Frank Sinatra – A Performer for the Generations
From legendary baritone to Academy Award-winning movie star, Frank Sinatra stood at the forefront of an entire generation of crooners and is rightfully known as one of the most successful singers and performers of the 20th century with his recordings having sold over 150 million copies worldwide.
Born to Italian immigrants on December 12, 1915, in Hoboken, New Jersey, Frank Sinatra was an enterprising yet frequently undisciplined youth who began singing for tips at the age of 8 at a neighborhood bar. After dropping out of school (or by some accounts being kicked out of high school) the teenage Sinatra began singing professionally in the 1930s. Completely self-taught, Frank would never read music and learned everything by ear.

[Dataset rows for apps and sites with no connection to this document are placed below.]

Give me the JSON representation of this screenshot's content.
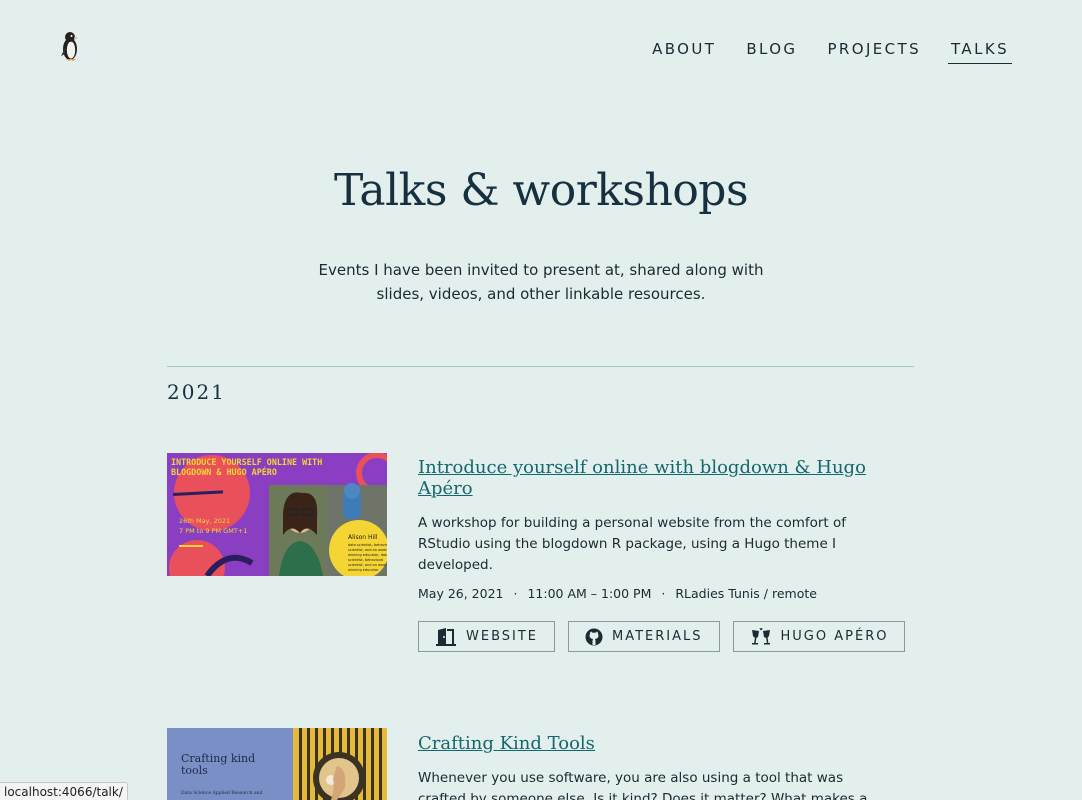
{
  "header": {
    "logo_icon": "penguin-icon",
    "nav": [
      {
        "label": "ABOUT",
        "active": false
      },
      {
        "label": "BLOG",
        "active": false
      },
      {
        "label": "PROJECTS",
        "active": false
      },
      {
        "label": "TALKS",
        "active": true
      }
    ]
  },
  "hero": {
    "title": "Talks & workshops",
    "subtitle": "Events I have been invited to present at, shared along with slides, videos, and other linkable resources."
  },
  "sections": [
    {
      "year": "2021",
      "talks": [
        {
          "title": "Introduce yourself online with blogdown & Hugo Apéro",
          "description": "A workshop for building a personal website from the comfort of RStudio using the blogdown R package, using a Hugo theme I developed.",
          "date": "May 26, 2021",
          "time": "11:00 AM – 1:00 PM",
          "location": "RLadies Tunis / remote",
          "thumbnail": {
            "headline": "INTRODUCE YOURSELF ONLINE WITH BLOGDOWN & HUGO APÉRO",
            "date_line1": "26th May, 2021",
            "date_line2": "7 PM to 9 PM GMT+1",
            "name": "Alison Hill",
            "bio": "data scientist, behavioral scientist, and an award-winning educator, data scientist, behavioral scientist, and an award-winning educator"
          },
          "buttons": [
            {
              "label": "WEBSITE",
              "icon": "door-open-icon"
            },
            {
              "label": "MATERIALS",
              "icon": "github-icon"
            },
            {
              "label": "HUGO APÉRO",
              "icon": "glasses-cheers-icon"
            }
          ]
        },
        {
          "title": "Crafting Kind Tools",
          "description": "Whenever you use software, you are also using a tool that was crafted by someone else. Is it kind? Does it matter? What makes a",
          "thumbnail": {
            "headline": "Crafting kind tools",
            "caption": "Data Science Applied Research and"
          }
        }
      ]
    }
  ],
  "status_bar": {
    "url": "localhost:4066/talk/"
  },
  "colors": {
    "background": "#e3efed",
    "link": "#14676e",
    "text": "#1b2a33",
    "divider": "#a8c7c2"
  }
}
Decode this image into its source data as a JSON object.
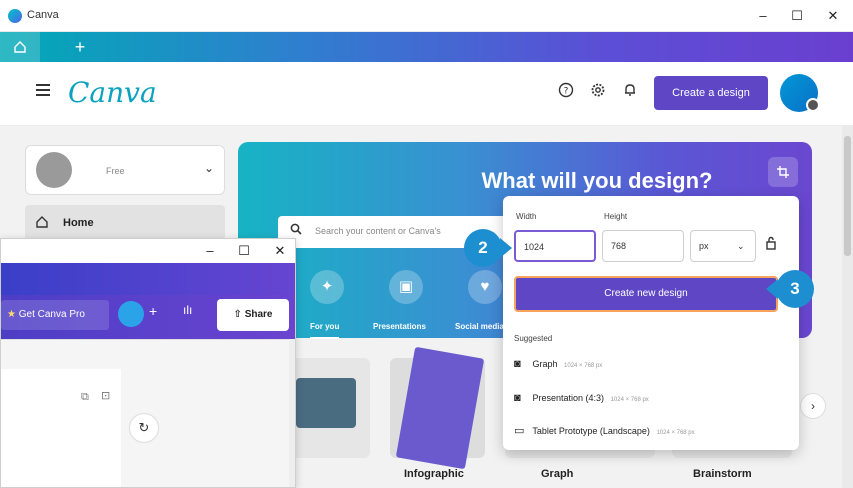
{
  "window": {
    "title": "Canva",
    "min": "–",
    "max": "☐",
    "close": "✕"
  },
  "tabs": {
    "home_icon": "home-icon",
    "add": "+"
  },
  "header": {
    "brand": "Canva",
    "help_icon": "⍰",
    "settings_icon": "⚙",
    "bell_icon": "🔔",
    "create_label": "Create a design"
  },
  "sidebar": {
    "plan": "Free",
    "chevron": "⌄",
    "home_label": "Home"
  },
  "hero": {
    "title": "What will you design?",
    "search_placeholder": "Search your content or Canva's",
    "resize_icon": "⌗"
  },
  "categories": [
    {
      "label": "For you",
      "icon": "✦"
    },
    {
      "label": "Presentations",
      "icon": "▣"
    },
    {
      "label": "Social media",
      "icon": "♥"
    }
  ],
  "cards": [
    {
      "label": "Infographic"
    },
    {
      "label": "Graph"
    },
    {
      "label": "Brainstorm"
    }
  ],
  "editor": {
    "min": "–",
    "max": "☐",
    "close": "✕",
    "get_pro": "Get Canva Pro",
    "plus": "+",
    "chart": "ılı",
    "share": "Share",
    "share_icon": "⇧",
    "refresh": "↻"
  },
  "popup": {
    "width_label": "Width",
    "height_label": "Height",
    "width_value": "1024",
    "height_value": "768",
    "unit": "px",
    "unit_chevron": "⌄",
    "lock_icon": "🔒",
    "create_new": "Create new design",
    "suggested_label": "Suggested",
    "suggestions": [
      {
        "name": "Graph",
        "dims": "1024 × 768 px"
      },
      {
        "name": "Presentation (4:3)",
        "dims": "1024 × 768 px"
      },
      {
        "name": "Tablet Prototype (Landscape)",
        "dims": "1024 × 768 px"
      }
    ]
  },
  "steps": {
    "two": "2",
    "three": "3"
  },
  "colors": {
    "accent": "#5e46c5",
    "brand": "#0aa2c0",
    "badge": "#1d8fd0"
  }
}
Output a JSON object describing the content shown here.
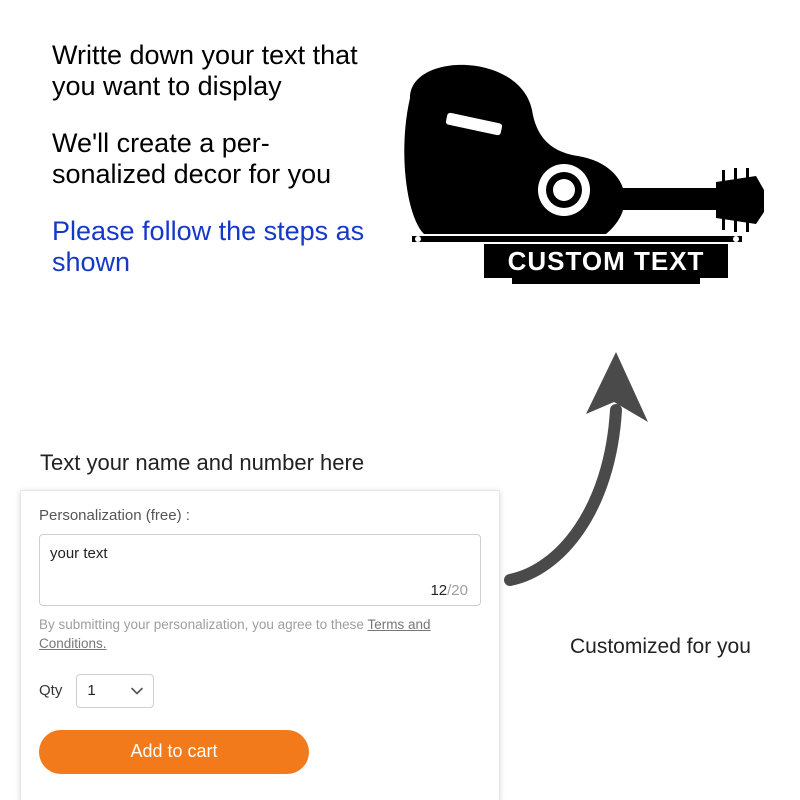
{
  "instructions": {
    "line1": "Writte down your text that you want to display",
    "line2": "We'll create a per­sonalized decor for you",
    "line3": "Please follow the steps as shown"
  },
  "product": {
    "custom_text_label": "CUSTOM TEXT"
  },
  "caption_input": "Text your name and number here",
  "caption_output": "Customized for you",
  "panel": {
    "label": "Personalization (free) :",
    "input_value": "your text",
    "input_placeholder": "",
    "char_count": "12",
    "char_max": "/20",
    "disclaimer_prefix": "By submitting your personalization, you agree to these ",
    "disclaimer_link": "Terms and Conditions.",
    "qty_label": "Qty",
    "qty_value": "1",
    "add_to_cart": "Add to cart"
  }
}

During the late ‘30s, minor radio coverage of Sinatra’s nightclub stints demonstrated the young singer’s talents to bandleader Harry James, with whom Sinatra made some of his earliest recordings. Then in 1939, Sinatra was asked by popular bandleader Tommy Dorsey to join his band. Wildly successful at the time, the Tommy Dorsey Band featured the 25-year-old Frank Sinatra for the first time in January of 1940. Sinatra went on to record 80 or so songs with the Dorsey Band and he claimed to have taught himself breath control by watching trombone virtuoso Tommy Dorsey play each night.
Unable to serve during WWII due to a punctured eardrum, Sinatra continued his meteoric rise to stardom while serenading the lonely young women left stateside, while riots were reported at some of his shows. Such fanfare was attributed to the fact that the still youthful Frank Sinatra appealed to teen audiences unlike many of the big band singers before him. Additionally, the early to mid-‘40s saw the start of Sinatra’s acting career, with the multi-talented performer winning a special Academy Award as a cast member of 1945’s The House I Live In.

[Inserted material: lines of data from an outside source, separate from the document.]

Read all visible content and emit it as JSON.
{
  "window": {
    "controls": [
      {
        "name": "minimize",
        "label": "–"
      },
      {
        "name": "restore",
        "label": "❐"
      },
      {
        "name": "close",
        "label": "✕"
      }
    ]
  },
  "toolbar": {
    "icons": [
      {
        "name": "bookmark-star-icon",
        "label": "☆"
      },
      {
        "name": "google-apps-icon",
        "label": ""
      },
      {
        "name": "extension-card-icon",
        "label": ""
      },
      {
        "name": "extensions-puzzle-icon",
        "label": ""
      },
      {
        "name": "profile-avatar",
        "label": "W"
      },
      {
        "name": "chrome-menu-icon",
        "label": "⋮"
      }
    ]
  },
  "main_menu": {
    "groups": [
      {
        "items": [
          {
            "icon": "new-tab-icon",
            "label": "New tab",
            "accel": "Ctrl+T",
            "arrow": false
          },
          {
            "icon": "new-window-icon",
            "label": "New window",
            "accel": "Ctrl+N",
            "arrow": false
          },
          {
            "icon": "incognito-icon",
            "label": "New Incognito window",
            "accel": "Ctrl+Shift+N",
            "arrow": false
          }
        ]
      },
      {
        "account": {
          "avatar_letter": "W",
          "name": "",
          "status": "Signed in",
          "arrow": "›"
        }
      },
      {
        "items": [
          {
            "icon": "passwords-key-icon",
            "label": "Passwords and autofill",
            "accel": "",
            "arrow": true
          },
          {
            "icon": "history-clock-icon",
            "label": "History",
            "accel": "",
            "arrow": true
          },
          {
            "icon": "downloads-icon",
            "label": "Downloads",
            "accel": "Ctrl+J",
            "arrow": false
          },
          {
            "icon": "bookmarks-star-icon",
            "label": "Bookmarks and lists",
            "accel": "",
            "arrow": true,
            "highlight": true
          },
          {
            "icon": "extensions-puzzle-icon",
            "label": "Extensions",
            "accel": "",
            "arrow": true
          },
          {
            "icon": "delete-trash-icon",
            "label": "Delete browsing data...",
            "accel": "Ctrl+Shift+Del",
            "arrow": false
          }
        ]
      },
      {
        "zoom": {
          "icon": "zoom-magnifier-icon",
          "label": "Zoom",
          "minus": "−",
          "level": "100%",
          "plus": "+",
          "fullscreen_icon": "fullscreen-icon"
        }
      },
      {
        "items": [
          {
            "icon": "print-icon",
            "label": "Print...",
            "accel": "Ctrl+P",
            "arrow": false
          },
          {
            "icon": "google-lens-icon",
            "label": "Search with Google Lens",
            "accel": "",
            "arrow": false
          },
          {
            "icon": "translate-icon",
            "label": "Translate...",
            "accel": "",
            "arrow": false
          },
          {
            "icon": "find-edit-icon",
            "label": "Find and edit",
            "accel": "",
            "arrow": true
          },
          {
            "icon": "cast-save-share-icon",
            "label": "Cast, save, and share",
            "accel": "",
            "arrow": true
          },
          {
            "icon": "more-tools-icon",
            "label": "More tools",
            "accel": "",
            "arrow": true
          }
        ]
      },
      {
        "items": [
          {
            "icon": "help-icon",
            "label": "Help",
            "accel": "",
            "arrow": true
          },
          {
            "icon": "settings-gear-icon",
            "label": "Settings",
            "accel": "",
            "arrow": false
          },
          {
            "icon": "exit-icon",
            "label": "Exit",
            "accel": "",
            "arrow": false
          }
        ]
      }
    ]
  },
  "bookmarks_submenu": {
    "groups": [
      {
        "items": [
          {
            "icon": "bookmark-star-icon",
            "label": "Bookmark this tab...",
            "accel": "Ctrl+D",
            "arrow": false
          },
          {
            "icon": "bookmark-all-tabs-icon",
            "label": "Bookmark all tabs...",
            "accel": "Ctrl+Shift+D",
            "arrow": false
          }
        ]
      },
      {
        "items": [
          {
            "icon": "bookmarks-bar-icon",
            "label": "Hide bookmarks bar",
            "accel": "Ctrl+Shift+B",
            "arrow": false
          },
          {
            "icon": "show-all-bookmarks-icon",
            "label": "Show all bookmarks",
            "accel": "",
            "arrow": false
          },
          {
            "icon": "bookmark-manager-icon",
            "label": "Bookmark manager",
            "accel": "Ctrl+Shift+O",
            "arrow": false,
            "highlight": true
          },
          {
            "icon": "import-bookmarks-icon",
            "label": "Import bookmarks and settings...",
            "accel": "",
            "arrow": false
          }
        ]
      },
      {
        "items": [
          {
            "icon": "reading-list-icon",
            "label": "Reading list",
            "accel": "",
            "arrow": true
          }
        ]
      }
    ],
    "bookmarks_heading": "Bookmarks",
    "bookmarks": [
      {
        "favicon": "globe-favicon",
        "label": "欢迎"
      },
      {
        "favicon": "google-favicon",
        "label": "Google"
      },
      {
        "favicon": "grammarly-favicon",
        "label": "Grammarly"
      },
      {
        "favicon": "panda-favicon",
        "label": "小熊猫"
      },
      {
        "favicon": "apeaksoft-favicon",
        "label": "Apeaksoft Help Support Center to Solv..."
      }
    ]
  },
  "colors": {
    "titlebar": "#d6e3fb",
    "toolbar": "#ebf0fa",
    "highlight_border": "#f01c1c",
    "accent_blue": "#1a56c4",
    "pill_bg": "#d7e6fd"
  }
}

Following the war, Sinatra’s popularity waned as he began to show signs of aging in his mid-30s and as a result, he lost recording and film work. However, August 5, 1953, saw the release of the drama From Here to Eternity in which Sinatra was cast as a soldier stationed in Hawaii prior to the attack on Pearl Harbor. Sinatra subsequently won an Academy Award for Best Supporting Actor for his role in the movie and his then rocky career was once again propelled to prominence. The 1950’s also marked the period in which Sinatra was married to Hollywood femme fatale Ava Gardner. Frank’s marriage to the beautiful actress was characterized as both intense and tumultuous and was over prior to the decade’s end.
With Sinatra on top of the entertainment world by the mid-1960s, the singer was credited for both creating and performing with the “Rat Pack,” a sensational super-group of sorts comprised of Sammy Davis, Jr., Dean Martin, Peter Lawford, and Joey Bishop. Throughout the ‘60s, Sinatra and the rest of the “Pack” were able to balance a sense of class and sophistication lauded and appreciated by older generations with the martini-downing, chain-smoking, women-juggling, and dice-rolling ethos of a younger, more rebellious crowd. Musically, 1964’s “Fly Me to the Moon” remains the quintessence of Sinatra’s “Rat Pack” era style and class with his clear vocals effortlessly hovering over the jazzy flourishes of the up-tempo tune.
The next two decades saw Sinatra go into retirement, successfully return with well-received music, change record labels a handful of times, and, in 1981, release what many consider to be his last great album – She Shot Me Down. In 1993, Frank released Duets, a commercially successful album that once again brought the then 77-year-old singer’s music to a younger generation.
Frank Sinatra performed for the final time in 1995 at the Palm Desert Marriott Hotel ballroom in California. Following a number of on-going health problems throughout the mid-‘90s, Frank Sinatra died from a heart attack on May 14, 1998. Sinatra will be remembered by his legions of fans around the world as one of the most recognizable and successful singers and performers of the 20th century and will be forever immortalized by the countless classic recordings he left for current and future generations to enjoy.